Private student loans are in the spotlight. For example, the Wall Street Journal recently ran an intriguing analysis, "The New Math of Student Loans." The core of the argument is that for those with high credit scores and comfortable finances, private student loans are attractive since they come with a lower interest rate than federal student loans. At the same time, some private lenders are showing a willingness to restructure debts if a borrower runs into trouble.
To be sure, private loans may make sense for a small slice of creditworthy households that don't need to borrow for college. The loans simply reflect a household money management strategy. For these borrowers, all that matters is the interest rate. For everyone else, despite the higher interest rate, I believe federal student loans are the best option by an overwhelming margin.
For one thing, private student loans for undergraduates require a co-signer to get an attractive rate. The co-signer is on the hook for loan repayments if the borrower falls into financial trouble. For another, at the same time that some private lenders are trying to be more borrower-friendly, others are turning to the courts to collect on defaulted loans. Loan modification terms vary among private lenders. I still like the old math.
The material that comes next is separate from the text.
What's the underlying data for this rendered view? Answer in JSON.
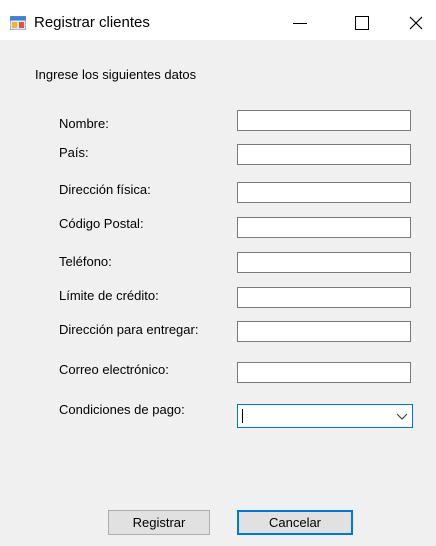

The real appeal of federal student loans is the financial flexibility built into the repayment system. When indebted newly minted college graduates lose their job or can't find work with decent pay, the federal loans offer a number of repayment options to buy financial relief. For example, most borrowers can slash their monthly tab by shifting into the income-based repayment plan option — a valuable safety net.
Even as the job market improves, many students still struggle. The uncertainty inherent in the search for jobs and careers in a hypercompetitive global economy is an argument for embracing flexibility with debts, especially student loans.
Of course, the price for easing federal loan terms is a potential increase in the overall student loan tab. Since federal student loans don't come with a prepayment penalty, you can always accelerate payments later.
Chris Farrell is senior economics contributor, Marketplace, and commentator, Minnesota Public Radio.